Ragamala Dance was founded by Ranee Ramaswamy in 1992. Currently, Ranee and her daughter Aparna serve as choreographers and co-artistic directors of the company. From the co-directors, “We draw from the myth and spirituality of our South Indian heritage to make dance landscapes that dwell in opposition—secular and spiritual life, inner and outer worlds, human and natural concerns, rhythm and stillness—to find the transcendence that lies in between.

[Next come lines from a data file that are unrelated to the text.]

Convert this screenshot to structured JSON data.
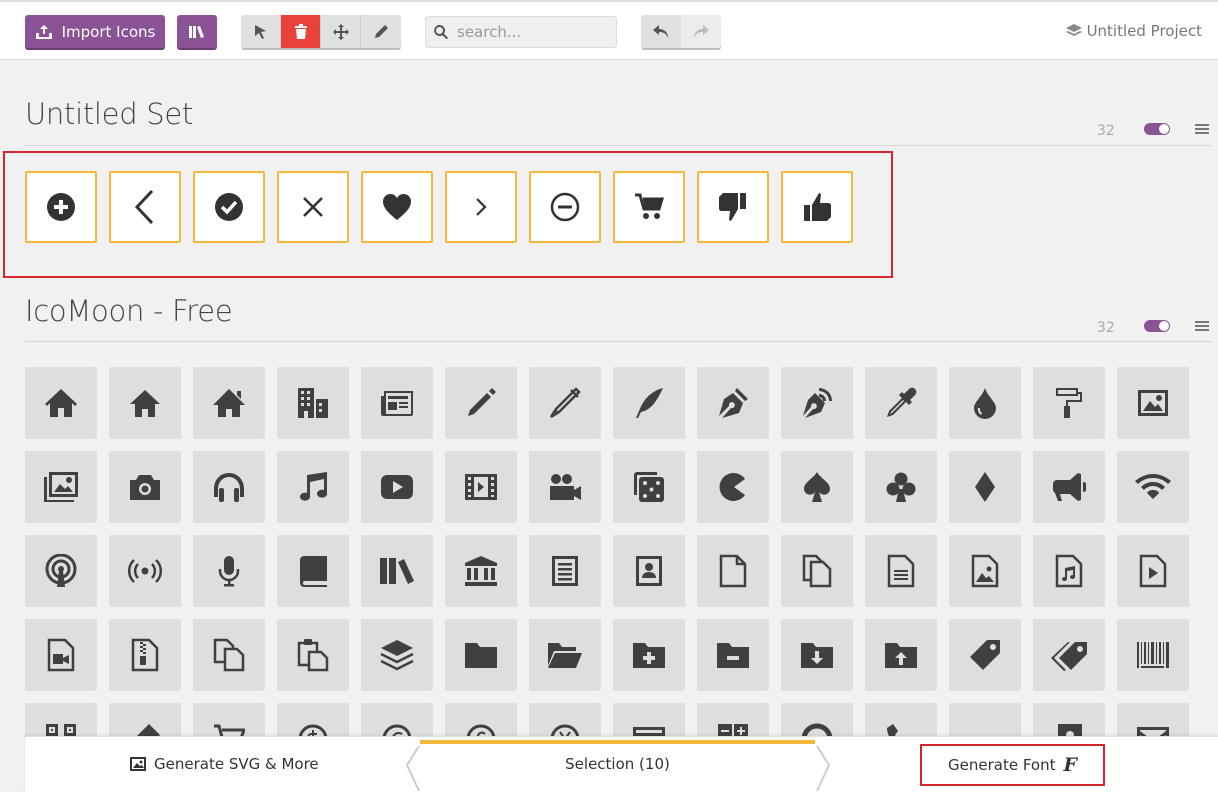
{
  "toolbar": {
    "import_label": "Import Icons",
    "search_placeholder": "search...",
    "project_name": "Untitled Project"
  },
  "sets": [
    {
      "title": "Untitled Set",
      "count": "32"
    },
    {
      "title": "IcoMoon - Free",
      "count": "32"
    }
  ],
  "selected_icons": [
    "plus-circle",
    "chevron-left",
    "check-circle",
    "cross",
    "heart",
    "chevron-right",
    "minus-circle",
    "cart",
    "thumbs-down",
    "thumbs-up"
  ],
  "free_icons": [
    [
      "home",
      "home2",
      "home3",
      "office",
      "newspaper",
      "pencil",
      "pencil2",
      "quill",
      "pen",
      "blog",
      "eyedropper",
      "droplet",
      "paint-format",
      "image"
    ],
    [
      "images",
      "camera",
      "headphones",
      "music",
      "play",
      "film",
      "video-camera",
      "dice",
      "pacman",
      "spades",
      "clubs",
      "diamonds",
      "bullhorn",
      "connection"
    ],
    [
      "podcast",
      "feed",
      "mic",
      "book",
      "books",
      "library",
      "file-text",
      "profile",
      "file-empty",
      "files-empty",
      "file-text2",
      "file-picture",
      "file-music",
      "file-play"
    ],
    [
      "file-video",
      "file-zip",
      "copy",
      "paste",
      "stack",
      "folder",
      "folder-open",
      "folder-plus",
      "folder-minus",
      "folder-download",
      "folder-upload",
      "price-tag",
      "price-tags",
      "barcode"
    ],
    [
      "qrcode",
      "ticket",
      "cart",
      "coin-dollar",
      "coin-euro",
      "coin-pound",
      "coin-yen",
      "credit-card",
      "calculator",
      "lifebuoy",
      "phone",
      "address-book",
      "envelop",
      "envelope"
    ]
  ],
  "footer": {
    "generate_svg": "Generate SVG & More",
    "selection": "Selection (10)",
    "generate_font": "Generate Font",
    "font_glyph": "F"
  }
}
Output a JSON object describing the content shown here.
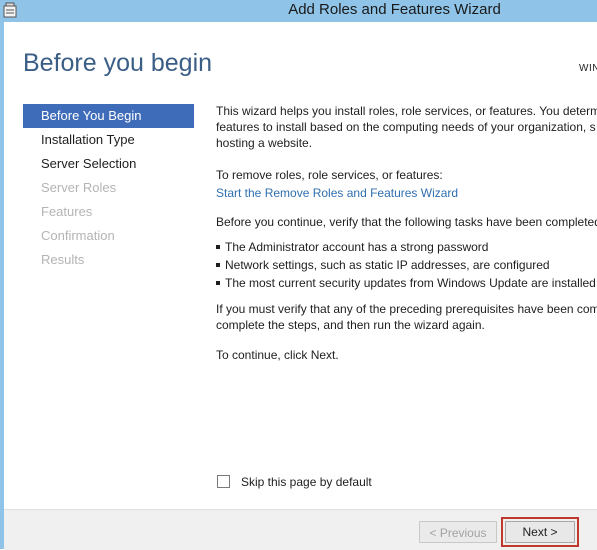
{
  "window": {
    "title": "Add Roles and Features Wizard"
  },
  "header": {
    "page_title": "Before you begin",
    "server_name": "WIN"
  },
  "nav": {
    "items": [
      {
        "label": "Before You Begin",
        "state": "active"
      },
      {
        "label": "Installation Type",
        "state": "enabled"
      },
      {
        "label": "Server Selection",
        "state": "enabled"
      },
      {
        "label": "Server Roles",
        "state": "disabled"
      },
      {
        "label": "Features",
        "state": "disabled"
      },
      {
        "label": "Confirmation",
        "state": "disabled"
      },
      {
        "label": "Results",
        "state": "disabled"
      }
    ]
  },
  "content": {
    "intro_line1": "This wizard helps you install roles, role services, or features. You determi",
    "intro_line2": "features to install based on the computing needs of your organization, s",
    "intro_line3": "hosting a website.",
    "remove_heading": "To remove roles, role services, or features:",
    "remove_link": "Start the Remove Roles and Features Wizard",
    "verify_text": "Before you continue, verify that the following tasks have been completed",
    "tasks": [
      "The Administrator account has a strong password",
      "Network settings, such as static IP addresses, are configured",
      "The most current security updates from Windows Update are installed"
    ],
    "prereq_line1": "If you must verify that any of the preceding prerequisites have been com",
    "prereq_line2": "complete the steps, and then run the wizard again.",
    "continue_text": "To continue, click Next."
  },
  "skip": {
    "label": "Skip this page by default",
    "checked": false
  },
  "footer": {
    "previous_label": "< Previous",
    "next_label": "Next >"
  },
  "colors": {
    "titlebar": "#8fc3e8",
    "nav_active": "#3f6cb9",
    "heading": "#3b5e86",
    "link": "#2f6fb0",
    "highlight": "#c0392b"
  }
}
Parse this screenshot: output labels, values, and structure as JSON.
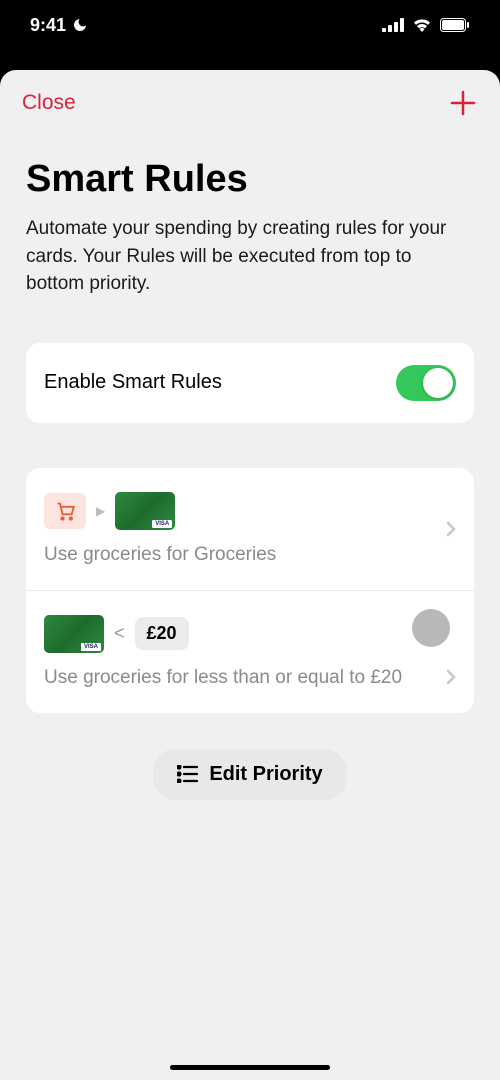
{
  "status": {
    "time": "9:41"
  },
  "header": {
    "close_label": "Close"
  },
  "page": {
    "title": "Smart Rules",
    "subtitle": "Automate your spending by creating rules for your cards. Your Rules will be executed from top to bottom priority."
  },
  "toggle": {
    "label": "Enable Smart Rules",
    "enabled": true
  },
  "rules": [
    {
      "description": "Use groceries for Groceries"
    },
    {
      "operator": "<",
      "amount": "£20",
      "description": "Use groceries for less than or equal to £20"
    }
  ],
  "edit_priority_label": "Edit Priority"
}
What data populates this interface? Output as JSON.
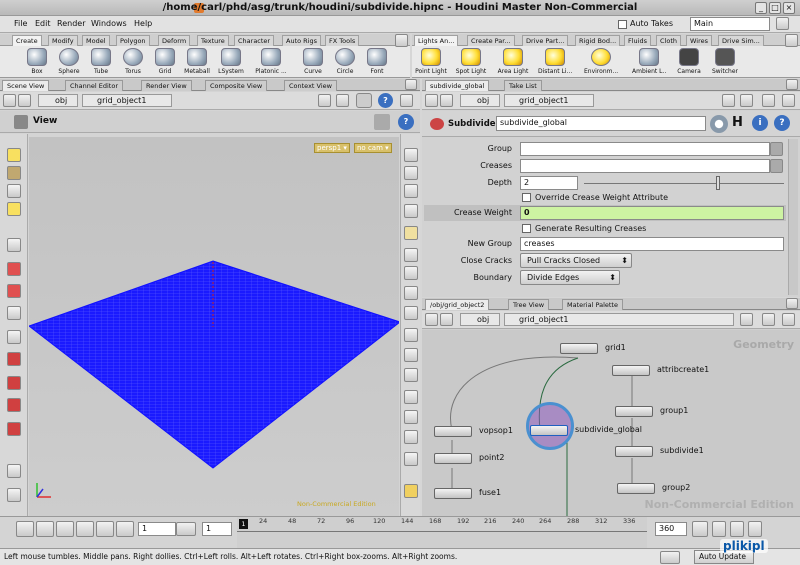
{
  "window": {
    "title": "/home/carl/phd/asg/trunk/houdini/subdivide.hipnc - Houdini Master Non-Commercial"
  },
  "menubar": {
    "items": [
      "File",
      "Edit",
      "Render",
      "Windows",
      "Help"
    ],
    "auto_takes_label": "Auto Takes",
    "desktop_value": "Main"
  },
  "shelf_left": {
    "tabs": [
      "Create",
      "Modify",
      "Model",
      "Polygon",
      "Deform",
      "Texture",
      "Character",
      "Auto Rigs",
      "FX Tools"
    ],
    "tools": [
      "Box",
      "Sphere",
      "Tube",
      "Torus",
      "Grid",
      "Metaball",
      "LSystem",
      "Platonic ...",
      "Curve",
      "Circle",
      "Font"
    ]
  },
  "shelf_right": {
    "tabs": [
      "Lights An...",
      "Create Par...",
      "Drive Part...",
      "Rigid Bod...",
      "Fluids",
      "Cloth",
      "Wires",
      "Drive Sim..."
    ],
    "tools": [
      "Point Light",
      "Spot Light",
      "Area Light",
      "Distant Li...",
      "Environm...",
      "Ambient L...",
      "Camera",
      "Switcher"
    ]
  },
  "viewer": {
    "tabs": [
      "Scene View",
      "Channel Editor",
      "Render View",
      "Composite View",
      "Context View"
    ],
    "path": [
      "obj",
      "grid_object1"
    ],
    "title": "View",
    "persp": "persp1",
    "cam": "no cam",
    "watermark": "Non-Commercial Edition",
    "grid_color": "#1010ff"
  },
  "params": {
    "tabs": [
      "subdivide_global",
      "Take List"
    ],
    "path": [
      "obj",
      "grid_object1"
    ],
    "node_type": "Subdivide",
    "node_name": "subdivide_global",
    "rows": {
      "group": {
        "label": "Group",
        "value": ""
      },
      "creases": {
        "label": "Creases",
        "value": ""
      },
      "depth": {
        "label": "Depth",
        "value": "2"
      },
      "override": {
        "label": "Override Crease Weight Attribute"
      },
      "crease_weight": {
        "label": "Crease Weight",
        "value": "0"
      },
      "generate": {
        "label": "Generate Resulting Creases"
      },
      "new_group": {
        "label": "New Group",
        "value": "creases"
      },
      "close_cracks": {
        "label": "Close Cracks",
        "value": "Pull Cracks Closed"
      },
      "boundary": {
        "label": "Boundary",
        "value": "Divide Edges"
      }
    }
  },
  "network": {
    "tabs": [
      "/obj/grid_object2",
      "Tree View",
      "Material Palette"
    ],
    "path": [
      "obj",
      "grid_object1"
    ],
    "context_label": "Geometry",
    "watermark": "Non-Commercial Edition",
    "nodes": [
      "grid1",
      "attribcreate1",
      "group1",
      "subdivide_global",
      "subdivide1",
      "group2",
      "vopsop1",
      "point2",
      "fuse1"
    ]
  },
  "playbar": {
    "frame": "1",
    "frame2": "1",
    "start_marker": "1",
    "end_frame": "360",
    "ticks": [
      "24",
      "48",
      "72",
      "96",
      "120",
      "144",
      "168",
      "192",
      "216",
      "240",
      "264",
      "288",
      "312",
      "336"
    ],
    "auto_update": "Auto Update"
  },
  "status": {
    "text": "Left mouse tumbles. Middle pans. Right dollies. Ctrl+Left rolls. Alt+Left rotates. Ctrl+Right box-zooms. Alt+Right zooms."
  },
  "logo": {
    "text": "plikipl"
  }
}
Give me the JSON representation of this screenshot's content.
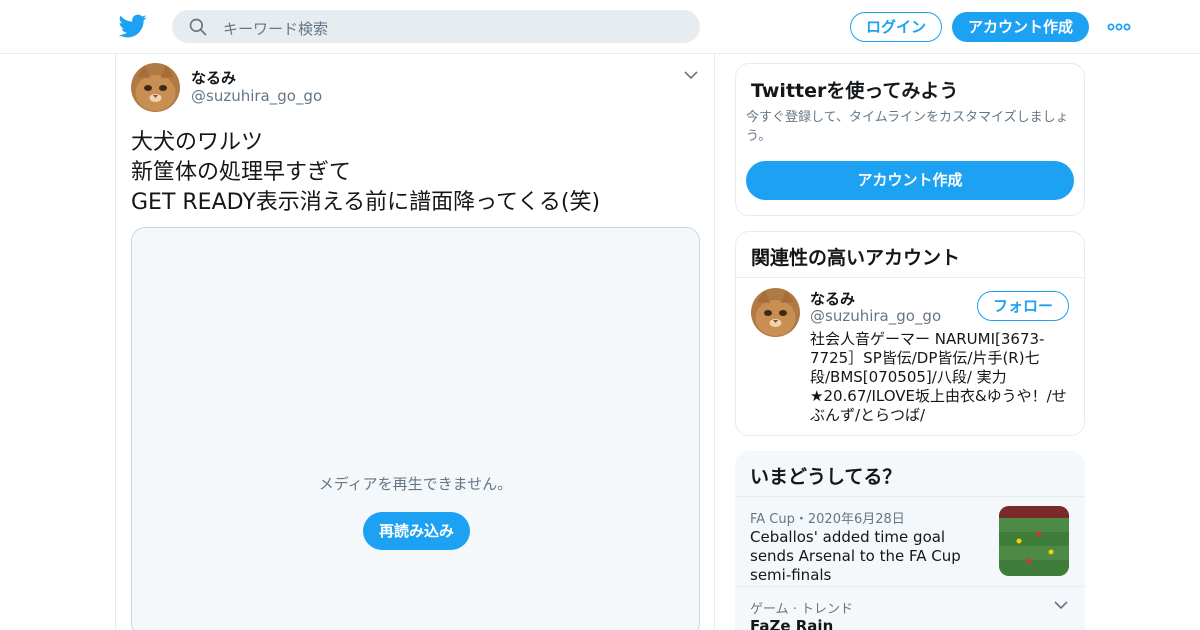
{
  "header": {
    "logo_icon": "twitter-bird-icon",
    "search_placeholder": "キーワード検索",
    "login_label": "ログイン",
    "signup_label": "アカウント作成",
    "more_icon": "more-dots-icon",
    "brand_color": "#1da1f2"
  },
  "tweet": {
    "author_name": "なるみ",
    "author_handle": "@suzuhira_go_go",
    "text_lines": [
      "大犬のワルツ",
      "新筐体の処理早すぎて",
      "GET READY表示消える前に譜面降ってくる(笑)"
    ],
    "media_message": "メディアを再生できません。",
    "reload_label": "再読み込み"
  },
  "sidebar": {
    "signup_card": {
      "title": "Twitterを使ってみよう",
      "description": "今すぐ登録して、タイムラインをカスタマイズしましょう。",
      "button_label": "アカウント作成"
    },
    "related_card": {
      "title": "関連性の高いアカウント",
      "name": "なるみ",
      "handle": "@suzuhira_go_go",
      "follow_label": "フォロー",
      "bio_lines": [
        "社会人音ゲーマー NARUMI[3673-",
        "7725］SP皆伝/DP皆伝/片手(R)七",
        "段/BMS[070505]/八段/ 実力",
        "★20.67/ILOVE坂上由衣&ゆうや！/せ",
        "ぶんず/とらつば/"
      ]
    },
    "trends_card": {
      "title": "いまどうしてる？",
      "items": [
        {
          "meta": "FA Cup・2020年6月28日",
          "headline": "Ceballos' added time goal sends Arsenal to the FA Cup semi-finals"
        },
        {
          "meta": "ゲーム · トレンド",
          "headline": "FaZe Rain"
        }
      ]
    }
  }
}
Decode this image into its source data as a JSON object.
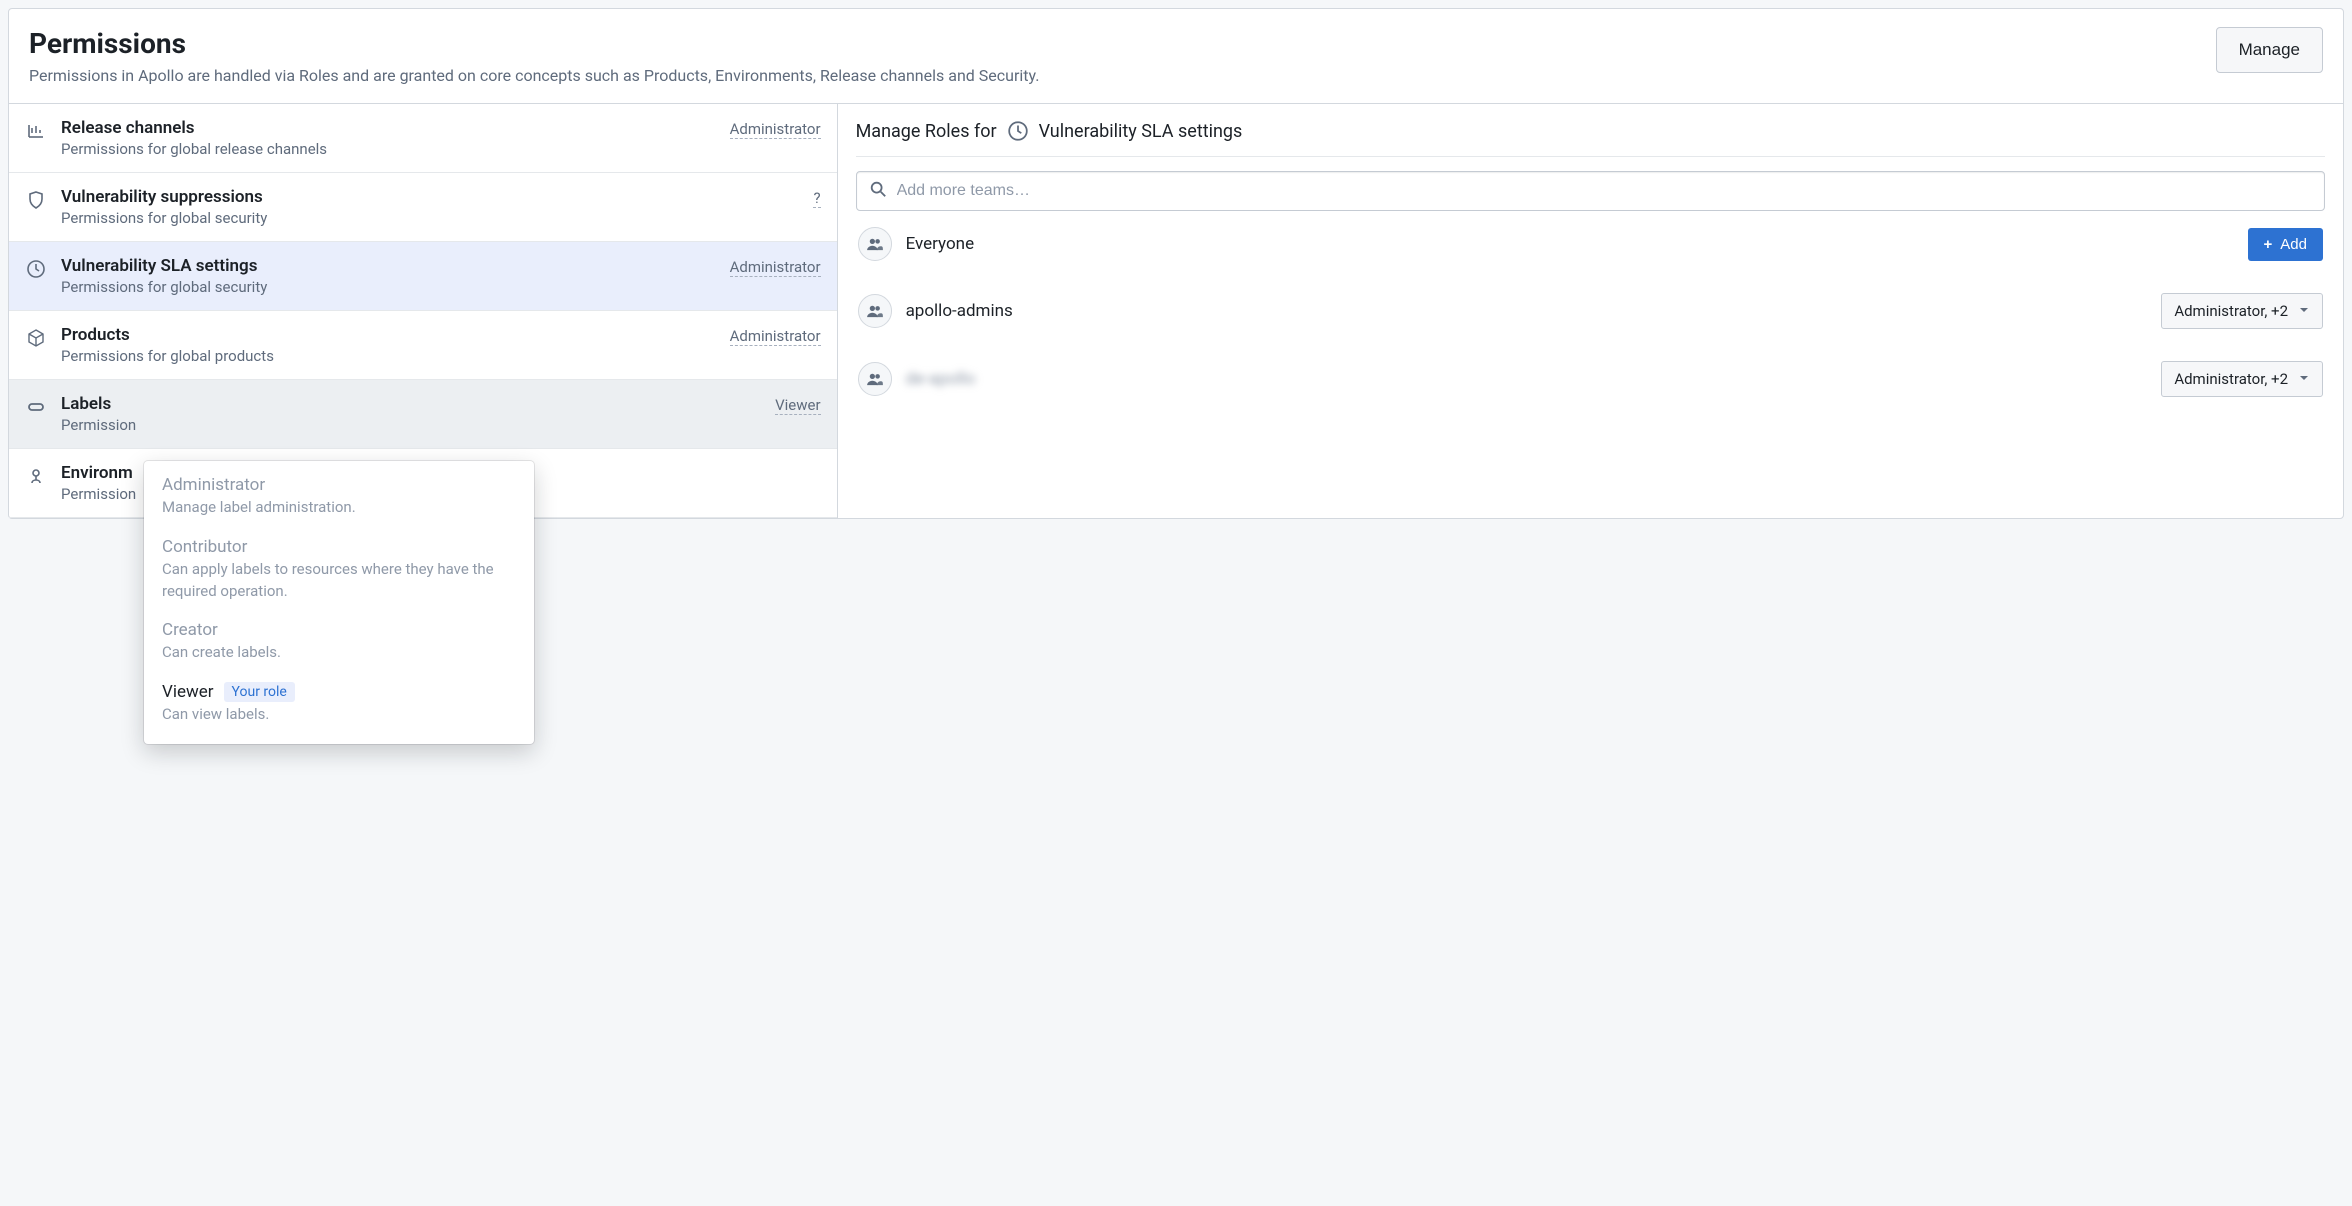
{
  "header": {
    "title": "Permissions",
    "subtitle": "Permissions in Apollo are handled via Roles and are granted on core concepts such as Products, Environments, Release channels and Security.",
    "manage_button": "Manage"
  },
  "sidebar": {
    "items": [
      {
        "title": "Release channels",
        "desc": "Permissions for global release channels",
        "badge": "Administrator"
      },
      {
        "title": "Vulnerability suppressions",
        "desc": "Permissions for global security",
        "badge": "?"
      },
      {
        "title": "Vulnerability SLA settings",
        "desc": "Permissions for global security",
        "badge": "Administrator"
      },
      {
        "title": "Products",
        "desc": "Permissions for global products",
        "badge": "Administrator"
      },
      {
        "title": "Labels",
        "desc": "Permission",
        "badge": "Viewer"
      },
      {
        "title": "Environm",
        "desc": "Permission",
        "badge": ""
      }
    ]
  },
  "main": {
    "header_label": "Manage Roles for",
    "header_title": "Vulnerability SLA settings",
    "search_placeholder": "Add more teams…",
    "teams": [
      {
        "name": "Everyone",
        "action_label": "Add"
      },
      {
        "name": "apollo-admins",
        "role_label": "Administrator, +2"
      },
      {
        "name": "de-apollo",
        "role_label": "Administrator, +2"
      }
    ]
  },
  "popover": {
    "items": [
      {
        "title": "Administrator",
        "desc": "Manage label administration."
      },
      {
        "title": "Contributor",
        "desc": "Can apply labels to resources where they have the required operation."
      },
      {
        "title": "Creator",
        "desc": "Can create labels."
      },
      {
        "title": "Viewer",
        "desc": "Can view labels.",
        "your_role_tag": "Your role"
      }
    ]
  }
}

Together we craft every moment to create intricate and complex worlds that convey a sense of reverence, of unfolding mystery, of universal celebration”. Above Photo Credit Jonathan Chapman.
In “Sacred Earth” Ranee and Aparna present the myth and philosophy of Indian tradition to shape incredible landscapes of color and dance with music showing the relationship of people and the environment around them. The program, accompanied by music, brings internal (akam) and external (puram) vistas to life through the creative use of kolam floor designs and Warli wall paintings. Kolams are rice flour designs made each morning by women in southern India as offerings to Mother Earth. Above photo credit Hub WIlson.
The Warli people from western India are known for their reverence of the land and live in perfect coexistence with nature. Warli paintings are inspired by everyday existence creating inspiration and beauty. This dance discipline includes very colorful dress and sets along with the beauty and grace of Indian music and dance. Above photo credit Hub Wilson.
Starting from a very subdued meditative state and building towards the program’s crescendo, we (the audience) are meant to feel the environment’s relationship to us and our need to protect and serve it for future generations. Colorful, graceful, and musical are all good descriptions of the program, but being there is the best way to appreciate how special this mix can create the frame of mind intended by the directors. Above photo credit Sally Cohn.
“Ragamala Dance’s artistic directors Ranee Ramaswamy and Aparna Ramaswamy bring their culture’s unique sensibility of mysticism, myth and sanctity to the contemporary stage. The mother-daughter duo was named the 2011 ‘Artist of the Year’ by the Minneapolis Star-Tribune, where they currently make their home. Above photo credit Ed Bock.
Ranee Ramaswamy has been a master teacher and performer of the Indian dance form Bharatanatyam since 1978. Since 1984, she has been a disciple of Alarmél Valli, one of India’s greatest living masters. Aparna Ramaswamy is also a protégé of Alarmél Valli. Described as ‘a marvel of buoyant agility and sculptural clarity’ (Dance Magazine), ‘thrillingly three-dimensional,’ and “an enchantingly beautiful dancer,” (The New York Times)”. From: http://ums.org/assets/April_2013_UMS_Performances.pdf Above photo credit Grant Halverson.
“Ragamala Dance unfolds the beauty, elegance, poetry, and driving rhythmic complexities of Bharatanatyam, the 2,000 year-old classical dance of Southern India. With each new project…(they)… push the boundaries of Bharatanatyam and convey what it means to be 21st century choreographers working within a classical, culturally-based tradition. Their work brings to audiences the infinite scope of Bharatanatyam by showcasing its complexity and range, from the grace and power of the traditional solo form to the beauty and vitality of the company's ensemble.” Above photo credit Grant Halverson.
This activity is made possible by: the voters of Minnesota through a legislative appropriation through a grant for the Minnesota State Arts Board, and the Arrowhead Regional Arts Council, and through generous funding by the Blandin Foundation. Above photo credit Ed Bock.